Wider exemptions on A22 tolls

The government will not abandon plans to introduce tolls on the A22 (Via do Infante) motorway, but residents could be exempted from having to pay tolls throughout the route for up to eight years. The olive branch came in an interview with Patinha Antão, the Assistant Secretary of State for Health, who said that the tolls were vital in order to fund spending programmes.

Antão said that residents living near the former SCUT (toll free) routes, who are forced to use them everyday, could be exempted for a fixed period of time. “We do not exclude the possibility of exemptions on the Via do Infante, for example, that is an area for negotiation. There may also be other criteria, such as exemptions on routes connecting large cities, for example Faro and Lagos. Traffic surveys are currently in progress so that the government can decide the correct parameters to apply,” he added.

Antão said the Algarve would be given preferential treatment in one respect: “We consider it only fair that residents have the maximum exemption period of eight years for the simple reason that, at least half the Algarve, the Barlavento, was prejudiced greatly in terms of its access to the motorway. Therefore, we have stressed that the entire route should be toll-free for residents.”

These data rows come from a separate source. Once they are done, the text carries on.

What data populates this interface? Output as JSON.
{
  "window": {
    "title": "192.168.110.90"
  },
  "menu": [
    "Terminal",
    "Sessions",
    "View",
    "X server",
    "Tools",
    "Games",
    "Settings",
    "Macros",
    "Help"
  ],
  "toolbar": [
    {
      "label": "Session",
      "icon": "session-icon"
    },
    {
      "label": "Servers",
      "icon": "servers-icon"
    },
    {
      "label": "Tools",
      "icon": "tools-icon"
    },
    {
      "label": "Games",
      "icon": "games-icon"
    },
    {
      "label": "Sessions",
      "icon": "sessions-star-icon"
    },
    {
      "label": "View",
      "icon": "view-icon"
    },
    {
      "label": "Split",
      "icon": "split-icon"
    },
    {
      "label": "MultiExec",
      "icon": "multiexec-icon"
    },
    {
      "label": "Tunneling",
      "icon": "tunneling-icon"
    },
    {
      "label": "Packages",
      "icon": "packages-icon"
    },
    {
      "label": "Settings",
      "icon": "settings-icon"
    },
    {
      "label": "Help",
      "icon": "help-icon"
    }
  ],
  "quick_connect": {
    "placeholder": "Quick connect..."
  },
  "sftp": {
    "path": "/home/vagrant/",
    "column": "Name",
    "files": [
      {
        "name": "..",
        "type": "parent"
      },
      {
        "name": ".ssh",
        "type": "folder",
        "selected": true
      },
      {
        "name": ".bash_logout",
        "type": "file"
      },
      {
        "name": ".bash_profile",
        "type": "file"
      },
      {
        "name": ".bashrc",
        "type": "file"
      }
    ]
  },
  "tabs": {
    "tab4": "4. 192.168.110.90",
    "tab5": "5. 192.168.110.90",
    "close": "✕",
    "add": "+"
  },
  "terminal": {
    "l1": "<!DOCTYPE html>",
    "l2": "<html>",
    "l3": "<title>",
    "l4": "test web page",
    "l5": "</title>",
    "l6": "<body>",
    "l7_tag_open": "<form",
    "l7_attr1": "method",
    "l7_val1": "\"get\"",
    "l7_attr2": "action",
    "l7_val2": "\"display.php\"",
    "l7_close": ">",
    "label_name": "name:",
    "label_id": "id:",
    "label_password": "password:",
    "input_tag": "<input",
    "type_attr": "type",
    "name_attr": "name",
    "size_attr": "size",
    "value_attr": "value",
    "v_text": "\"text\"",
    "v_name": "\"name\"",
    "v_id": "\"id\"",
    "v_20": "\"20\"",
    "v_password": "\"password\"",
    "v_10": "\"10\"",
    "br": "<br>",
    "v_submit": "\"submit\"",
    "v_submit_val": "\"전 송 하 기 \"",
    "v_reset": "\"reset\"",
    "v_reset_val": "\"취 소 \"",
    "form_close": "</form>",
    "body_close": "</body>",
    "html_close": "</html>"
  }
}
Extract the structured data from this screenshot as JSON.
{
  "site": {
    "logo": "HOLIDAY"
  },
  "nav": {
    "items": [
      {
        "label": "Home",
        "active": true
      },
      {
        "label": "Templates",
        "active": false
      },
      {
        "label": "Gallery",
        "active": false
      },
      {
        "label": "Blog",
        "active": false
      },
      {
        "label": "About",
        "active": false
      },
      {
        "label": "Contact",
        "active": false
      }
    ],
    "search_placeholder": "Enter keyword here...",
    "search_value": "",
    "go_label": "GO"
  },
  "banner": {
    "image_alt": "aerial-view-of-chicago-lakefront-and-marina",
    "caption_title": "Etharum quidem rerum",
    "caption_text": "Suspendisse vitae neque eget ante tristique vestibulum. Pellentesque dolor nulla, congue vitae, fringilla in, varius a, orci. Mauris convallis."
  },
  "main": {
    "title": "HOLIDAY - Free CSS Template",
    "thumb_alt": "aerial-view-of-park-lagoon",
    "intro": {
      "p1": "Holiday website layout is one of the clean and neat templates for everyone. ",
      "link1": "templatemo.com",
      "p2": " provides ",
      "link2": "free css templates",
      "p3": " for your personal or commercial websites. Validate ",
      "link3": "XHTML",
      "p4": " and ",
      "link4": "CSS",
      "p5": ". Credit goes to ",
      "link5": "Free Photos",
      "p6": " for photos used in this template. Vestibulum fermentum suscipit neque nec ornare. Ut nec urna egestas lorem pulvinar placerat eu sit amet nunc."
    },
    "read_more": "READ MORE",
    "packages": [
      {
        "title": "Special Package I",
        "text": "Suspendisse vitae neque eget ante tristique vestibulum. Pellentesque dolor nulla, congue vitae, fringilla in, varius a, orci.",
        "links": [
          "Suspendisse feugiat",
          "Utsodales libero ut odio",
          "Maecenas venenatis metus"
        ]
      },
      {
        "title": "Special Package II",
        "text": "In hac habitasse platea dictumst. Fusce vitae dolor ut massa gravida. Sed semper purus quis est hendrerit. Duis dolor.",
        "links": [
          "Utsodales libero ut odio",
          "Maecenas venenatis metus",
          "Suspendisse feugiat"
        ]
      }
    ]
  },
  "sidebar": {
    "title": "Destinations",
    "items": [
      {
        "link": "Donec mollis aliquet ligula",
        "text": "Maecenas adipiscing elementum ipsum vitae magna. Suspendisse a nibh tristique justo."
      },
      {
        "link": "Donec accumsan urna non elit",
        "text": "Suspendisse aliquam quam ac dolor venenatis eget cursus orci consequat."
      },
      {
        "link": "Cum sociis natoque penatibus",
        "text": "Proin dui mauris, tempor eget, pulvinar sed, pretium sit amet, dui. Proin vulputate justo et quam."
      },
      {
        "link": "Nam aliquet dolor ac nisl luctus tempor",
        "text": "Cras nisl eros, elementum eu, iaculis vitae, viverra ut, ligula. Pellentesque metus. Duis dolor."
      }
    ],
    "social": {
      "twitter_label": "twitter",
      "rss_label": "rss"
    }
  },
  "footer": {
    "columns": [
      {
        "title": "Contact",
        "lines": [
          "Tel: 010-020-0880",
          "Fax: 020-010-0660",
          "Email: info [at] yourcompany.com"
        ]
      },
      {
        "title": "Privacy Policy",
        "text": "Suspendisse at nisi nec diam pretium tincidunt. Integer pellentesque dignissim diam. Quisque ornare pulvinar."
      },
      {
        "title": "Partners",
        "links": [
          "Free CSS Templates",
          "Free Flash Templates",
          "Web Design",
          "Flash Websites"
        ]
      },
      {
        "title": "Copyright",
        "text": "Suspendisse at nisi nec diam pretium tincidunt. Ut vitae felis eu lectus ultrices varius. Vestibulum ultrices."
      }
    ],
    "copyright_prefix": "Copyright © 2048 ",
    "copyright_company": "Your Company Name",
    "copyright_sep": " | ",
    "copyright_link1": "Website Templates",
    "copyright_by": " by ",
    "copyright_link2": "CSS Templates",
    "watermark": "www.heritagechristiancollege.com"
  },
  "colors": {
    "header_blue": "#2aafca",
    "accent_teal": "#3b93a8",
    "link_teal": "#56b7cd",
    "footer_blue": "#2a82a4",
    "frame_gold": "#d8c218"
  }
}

Non-residents will have to pay

But, in spite of concessions, the government says it will stick to its intention of introducing tolls on all former SCUT routes. Antão made it clear that all non-residents, whether working people or tourists, will have to pay the tolls and the A22 will have no special status in this respect.

“It really is a question of fair play. Are we going to exclude one or more of these routes, or should they all be included in this nationwide collective undertaking? All these routes could be candidates for exceptions of one kind or other. The A22 has excellent arguments against the introduction of tolls but residents and local authorities are demanding exemptions on other highways as well,” said Antão.

Antão denies that tourists will find Algarve tolls off-putting. “We are dealing with tourists whose spending power is quite high, so I don’t think that tolls will influence their choice of holiday destination,” he said. Antão also believes that the payment of tolls in the Algarve is a relatively minor issue when set against improvements to the region’s transport infrastructure envisaged under the National Road Plan.

The minister cites various proposals: more connections between cities and villages, coastal links between the principal tourist zones, new inland routes, a surface metro system and improvements to the existing train service. These improvements can only be financed, he suggests, through the payment of tolls.

Furthermore, in order to maintain the SCUT routes free of cost to the user, the government would have to pay 10,000 million euros to the operators, “a colossal sum” equivalent to one and a half times the size of the state budget, or the value of five Vasco da Gama bridges, according to Antão.

Socialist government

“scrambled for votes”

Antão also criticised the former Guterres government for introducing the SCUT system: “The Socialist Party created this problem and then offloaded the impossible burden of paying 700 million euros every year, for 30 years, onto subsequent governments.”

Antão also says the Socialist government overlooked a “minor detail” – it advanced with the SCUT plans without concluding the environmental impact study. “While the studies were being concluded, many works had to be halted and others were remodelled, all at phenomenal costs,” he said.

He added that the concessionary SCUT routes were introduced for entirely electoral reasons in what he describes as “a desperate scramble for votes”. Antão says that whichever political party was in power, the only way the introduction of tolls could be avoided would be if the government were to increase taxes to pay for spending programmes or withdraw funds from crucial areas such as education and health.